A confidential section of a Pentagon report says foreign hackers are feared to have accessed more than 20 designs for advanced US weapons systems, according to the Washington Post.
The report, prepared by the Defense Science Board for the Pentagon, does not name China, but the paper cites senior defence officials as saying the breach was part of a larger campaign sourced out of China.
It is not known exactly when the attacks took place or how much information about the weapons systems was taken.
But the confidential portion of the report contains a list of weapons systems that may have been compromised, including US missile defence systems.
The suspected breach has raised concerns that any stolen information could give China a head start in developing similar advanced weapons systems.
The report blames much of the lax security on defence contractors.
Read more on cyber espionage
- IT manufacturers fight cyber espionage risks in the supply chain
- Researchers uncover advanced cyber espionage campaign
- Norway’s Telenor hit by cyber espionage campaign
- Prolific cyber espionage group tied to the Chinese military
- After lull, PLA 'Comment Crew' hasn't changed cyber-espionage tactics
- RSA 2013: China not the only cyber espionage country, says Mandiant

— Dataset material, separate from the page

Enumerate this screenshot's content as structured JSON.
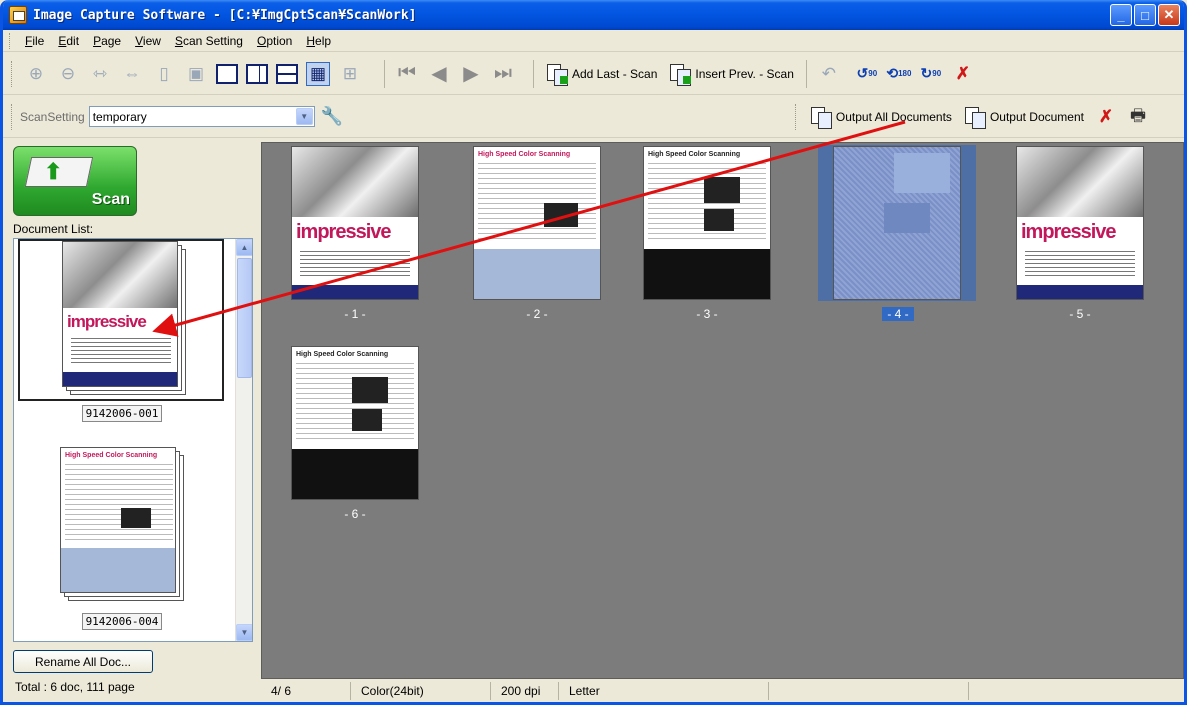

- Dell SecureWorks uncovers cyber espionage targeting energy firms
- Security researchers discover powerful cyber espionage weapon 'Flame'
- NIST revises US federal cyber security standards

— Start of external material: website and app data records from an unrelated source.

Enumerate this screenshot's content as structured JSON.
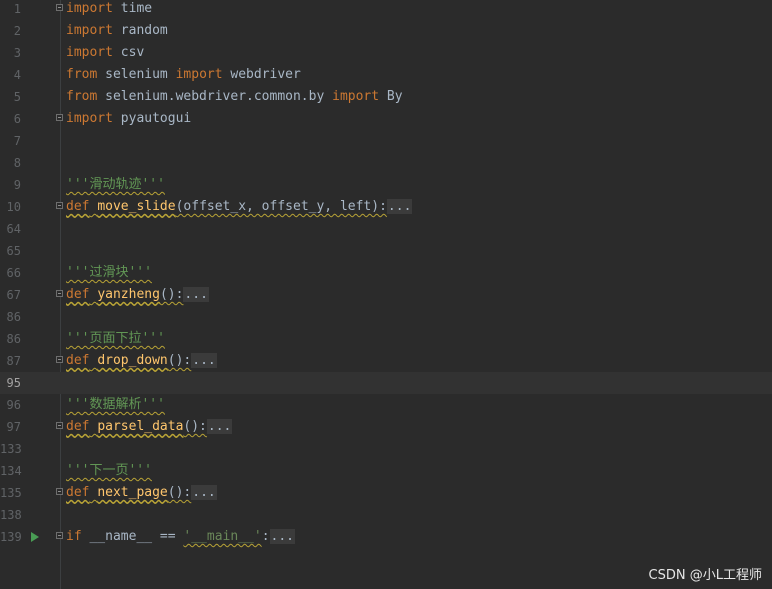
{
  "editor": {
    "lines": {
      "l1": {
        "num": "1",
        "kw": "import",
        "rest": " time"
      },
      "l2": {
        "num": "2",
        "kw": "import",
        "rest": " random"
      },
      "l3": {
        "num": "3",
        "kw": "import",
        "rest": " csv"
      },
      "l4": {
        "num": "4",
        "kw1": "from",
        "mid": " selenium ",
        "kw2": "import",
        "rest": " webdriver"
      },
      "l5": {
        "num": "5",
        "kw1": "from",
        "mid": " selenium.webdriver.common.by ",
        "kw2": "import",
        "rest": " By"
      },
      "l6": {
        "num": "6",
        "kw": "import",
        "rest": " pyautogui"
      },
      "l7": {
        "num": "7"
      },
      "l8": {
        "num": "8"
      },
      "l9": {
        "num": "9",
        "doc": "'''滑动轨迹'''"
      },
      "l10": {
        "num": "10",
        "kw": "def",
        "fn": "move_slide",
        "params": "(offset_x, offset_y, left):",
        "folded": "..."
      },
      "l64": {
        "num": "64"
      },
      "l65": {
        "num": "65"
      },
      "l66": {
        "num": "66",
        "doc": "'''过滑块'''"
      },
      "l67": {
        "num": "67",
        "kw": "def",
        "fn": "yanzheng",
        "params": "():",
        "folded": "..."
      },
      "l86": {
        "num": "86"
      },
      "l87doc": {
        "num": "86",
        "doc": "'''页面下拉'''"
      },
      "l87": {
        "num": "87",
        "kw": "def",
        "fn": "drop_down",
        "params": "():",
        "folded": "..."
      },
      "l95": {
        "num": "95"
      },
      "l96": {
        "num": "96",
        "doc": "'''数据解析'''"
      },
      "l97": {
        "num": "97",
        "kw": "def",
        "fn": "parsel_data",
        "params": "():",
        "folded": "..."
      },
      "l133": {
        "num": "133"
      },
      "l134": {
        "num": "134",
        "doc": "'''下一页'''"
      },
      "l135": {
        "num": "135",
        "kw": "def",
        "fn": "next_page",
        "params": "():",
        "folded": "..."
      },
      "l138": {
        "num": "138"
      },
      "l139": {
        "num": "139",
        "kw": "if",
        "mid": " __name__ == ",
        "str": "'__main__'",
        "colon": ":",
        "folded": "..."
      }
    }
  },
  "watermark": "CSDN @小L工程师",
  "colors": {
    "background": "#2b2b2b",
    "keyword": "#cc7832",
    "function": "#ffc66d",
    "docstring": "#629755",
    "string": "#6a8759",
    "text": "#a9b7c6",
    "run_icon": "#499c54"
  }
}
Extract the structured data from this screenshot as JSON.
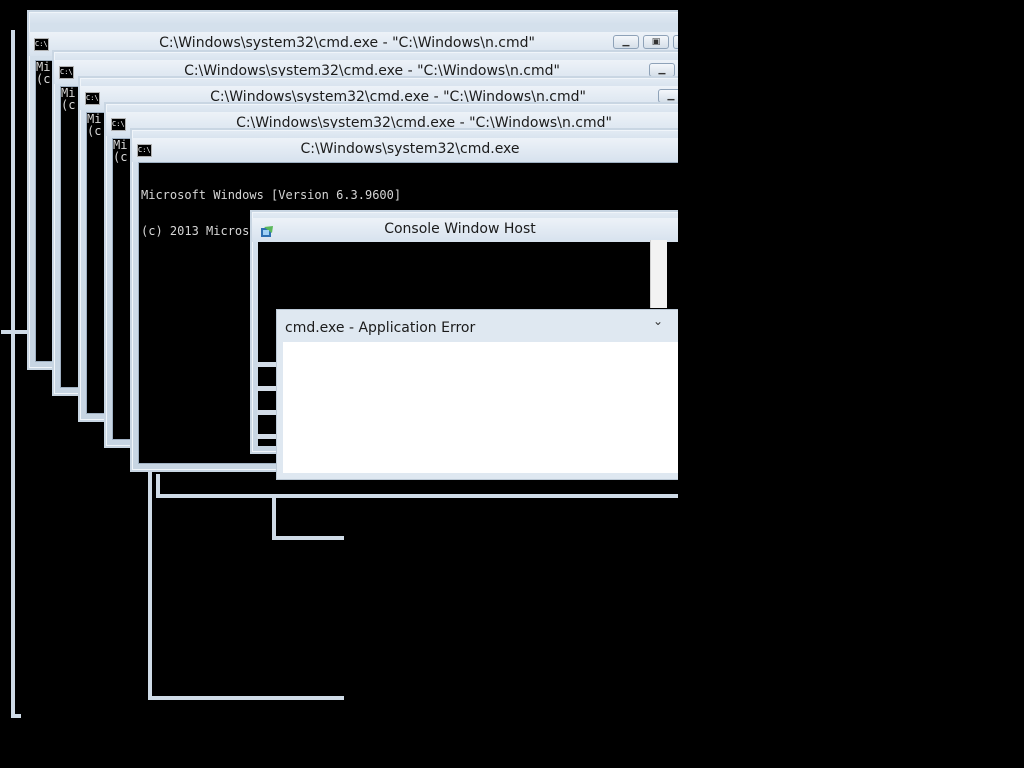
{
  "windows": {
    "cmd1": {
      "title": "C:\\Windows\\system32\\cmd.exe - \"C:\\Windows\\n.cmd\"",
      "text": "Mi\n(c"
    },
    "cmd2": {
      "title": "C:\\Windows\\system32\\cmd.exe - \"C:\\Windows\\n.cmd\"",
      "text": "Mi\n(c"
    },
    "cmd3": {
      "title": "C:\\Windows\\system32\\cmd.exe - \"C:\\Windows\\n.cmd\"",
      "text": "Mi\n(c"
    },
    "cmd4": {
      "title": "C:\\Windows\\system32\\cmd.exe - \"C:\\Windows\\n.cmd\"",
      "text": "Mi\n(c"
    },
    "cmd5": {
      "title": "C:\\Windows\\system32\\cmd.exe",
      "line1": "Microsoft Windows [Version 6.3.9600]",
      "line2": "(c) 2013 Microsoft Corporation. All rights reserved."
    },
    "console_host": {
      "title": "Console Window Host"
    },
    "app_error": {
      "title": "cmd.exe - Application Error"
    }
  },
  "icons": {
    "cmd": "cmd-icon",
    "minimize": "minimize-icon",
    "restore": "restore-icon",
    "close": "close-icon",
    "console_host": "console-host-icon",
    "chevron": "chevron-down-icon"
  },
  "colors": {
    "desktop": "#000000",
    "frame": "#c9d6e3",
    "console_bg": "#000000",
    "console_text": "#d6d6d6"
  }
}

"In many cases, they don’t know they’ve been hacked until the FBI comes knocking on their door," one unnamed senior military official told the Washington Post.
The report comes just weeks after the Pentagon’s annual report to Congress accused China for the first time of trying to break into US defence computer networks.

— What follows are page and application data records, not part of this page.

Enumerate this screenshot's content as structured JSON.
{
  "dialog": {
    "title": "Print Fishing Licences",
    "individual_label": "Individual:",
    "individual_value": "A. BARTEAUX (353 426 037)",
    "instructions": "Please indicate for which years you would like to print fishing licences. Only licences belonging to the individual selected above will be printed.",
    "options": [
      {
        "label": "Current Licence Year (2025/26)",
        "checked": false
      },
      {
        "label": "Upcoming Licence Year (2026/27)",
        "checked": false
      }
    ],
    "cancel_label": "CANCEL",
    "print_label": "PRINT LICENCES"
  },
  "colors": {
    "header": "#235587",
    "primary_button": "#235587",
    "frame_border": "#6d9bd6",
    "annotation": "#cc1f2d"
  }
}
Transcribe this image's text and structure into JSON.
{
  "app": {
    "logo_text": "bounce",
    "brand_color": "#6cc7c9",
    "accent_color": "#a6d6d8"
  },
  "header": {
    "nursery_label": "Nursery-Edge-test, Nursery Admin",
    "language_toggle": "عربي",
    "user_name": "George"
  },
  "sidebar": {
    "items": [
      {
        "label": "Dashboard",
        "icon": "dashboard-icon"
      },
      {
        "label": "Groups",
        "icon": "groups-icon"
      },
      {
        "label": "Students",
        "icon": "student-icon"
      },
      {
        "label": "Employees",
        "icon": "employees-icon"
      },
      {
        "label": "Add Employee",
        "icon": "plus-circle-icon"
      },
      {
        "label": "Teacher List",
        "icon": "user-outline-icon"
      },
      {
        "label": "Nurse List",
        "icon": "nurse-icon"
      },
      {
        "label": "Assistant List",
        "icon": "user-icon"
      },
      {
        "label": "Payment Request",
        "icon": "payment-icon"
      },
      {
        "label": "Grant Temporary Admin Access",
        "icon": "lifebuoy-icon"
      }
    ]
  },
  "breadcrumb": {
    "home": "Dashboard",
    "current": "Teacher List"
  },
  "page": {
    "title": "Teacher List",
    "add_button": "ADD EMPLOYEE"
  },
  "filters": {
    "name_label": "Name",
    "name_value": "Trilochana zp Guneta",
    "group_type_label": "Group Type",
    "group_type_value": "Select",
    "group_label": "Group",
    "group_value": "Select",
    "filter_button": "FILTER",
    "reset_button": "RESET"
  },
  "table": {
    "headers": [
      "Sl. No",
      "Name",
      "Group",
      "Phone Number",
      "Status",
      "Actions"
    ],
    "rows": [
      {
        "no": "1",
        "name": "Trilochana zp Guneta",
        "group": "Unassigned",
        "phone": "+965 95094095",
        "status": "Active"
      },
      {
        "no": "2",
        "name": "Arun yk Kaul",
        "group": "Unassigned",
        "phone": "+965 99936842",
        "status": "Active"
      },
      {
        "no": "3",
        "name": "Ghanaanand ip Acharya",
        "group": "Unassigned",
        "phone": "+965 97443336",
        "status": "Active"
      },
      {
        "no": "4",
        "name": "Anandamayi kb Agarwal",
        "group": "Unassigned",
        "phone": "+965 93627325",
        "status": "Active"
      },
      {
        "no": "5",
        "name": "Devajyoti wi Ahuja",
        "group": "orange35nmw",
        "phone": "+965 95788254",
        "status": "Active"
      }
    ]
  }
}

In March, the Obama administration called on China to end its campaign of cyber espionage, warning that the hacking activity could derail efforts to build stronger ties between the countries.
In February, a report by US security firm Mandiant said that a large proportion of cyber attacks on US companies and government agencies and organisations originated from a Chinese military unit in Shanghai.
China has denied any involvement and condemned the report for lack of hard evidence.
Earlier in May, US officials said the Shanghai-based unit of China’s People’s Liberation Army (PLA) had resumed attacks after going quiet just after the release of the Mandiant report.
They said the unit appeared to have resumed its attacks using different techniques. Mandiant also said the attacks had resumed and that the victims included many of those the unit had attacked before.